So spring is springing and the birds are coming around singing and each day there seems to be something new to show my son as we stand out on the porch listening to birds, though his favorite activities are waving at the dogs and laughing at the wind chimes. Through him, I’m seeing new wonders everywhere. The world is chock full of them.
I’m honored to have two poems, “Winter Solstice” and “In the Time of the Automobile” (both from my upcoming collection Birds Nobody Loves–More to come stay tuned) in the inaugural issue of Curio Poetry alongside the work of several other fine poets. Thanks to editors Joseph Harker and Tessa Racht for starting this journal and including some of my work. Now, go check it out.
and a hard-edged thrill to say.
How can a person not love
any chance to speak that word:
I’ll never understand
why everyone hates grackles.
(But then I don’t have
thousands living in my trees.)
Out the window as I type,
a fledgling takes food:
an adult showing
the young bird how to live.
I’ll lose a whole day watching,
wondering where they’ll go.
Maybe I’m not the only person who loves grackles.
I stroll the streets and dodge mangy grackles,
fluttering birds in trees, those angry grackles.
Black feet and dark beaks snap at my sandwich—
I’m surrounded by the grabby grackles!
I sit a bench and study pawns and queens
‘til “checkmate’s” called by the cagey grackles.
At dinner parties, I near drop my drink
shocked by the sins of the feisty grackles.
I hang for hours on back porches, strumming
old guitars, swapping lies with folksy grackles.
At night, I roost in city trees and sing
croaking wild songs, toasting jolly grackles.
This is in response to Big Tent’s prompt about alliteration. There’s some in there, but the process led to a ghazal and some grackles.
Go to the Big Tent to see what others came up with.
For those who may not know, grackles are, like blackbirds, members of the icterid family. Here in central Texas, we see two species: the common grackle (Quiscalus quiscula) and the great-tailed grackle (Quiscalus mexicanus).
Grackles poke around the right-of-way,
a confusion of iridescent-robed seekers,
an endless search for grass seeds.
The junkie at the intersection watches,
never takes his eyes off the grackles
even when I hand him some crackers
and dried bits of bread. I look in his eyes,
nobody’s home, and we both understand
the birds’ bright yellow eyes are more alive,
more aware of the gray curtain coming
down fast from the north. He stretches his arms
ready to ride that icy tailwind south, but the
light changes to green—too many cars now
block his path, but it’s useless anyway.
All his flight feathers fell out six years ago.
He stands in exhaust fumes, praying that
grackles share seed when snow’s coming.
This poem is older than today.

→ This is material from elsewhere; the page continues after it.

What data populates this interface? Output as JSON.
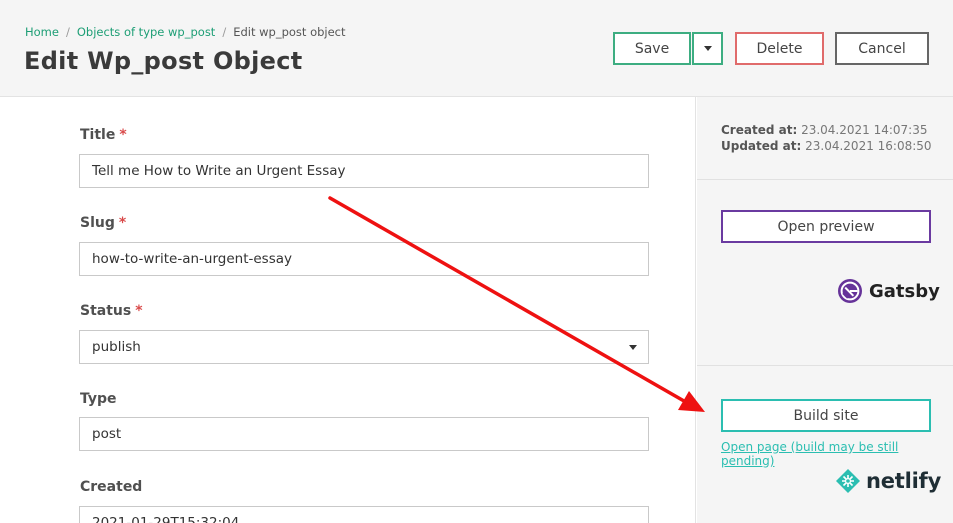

The solstice here in Austin came in hot and overcast so the eclipse was a non-event, but fortunately for the people on those street corners with the grackles, it’s not cold and certainly not likely to snow. At least not tonight.
I wrote this as part of my Birds Nobody Loves series, but I guess it can also fit with Highway Sky.
Update: I just discovered One Stop Poetry (tip of the cyber hat to Dick Jones for showing the way), another cool poetry sharing site and so I’ve linked this there. Go check out some of the other great work to be found in this week’s One Shot Wednesday.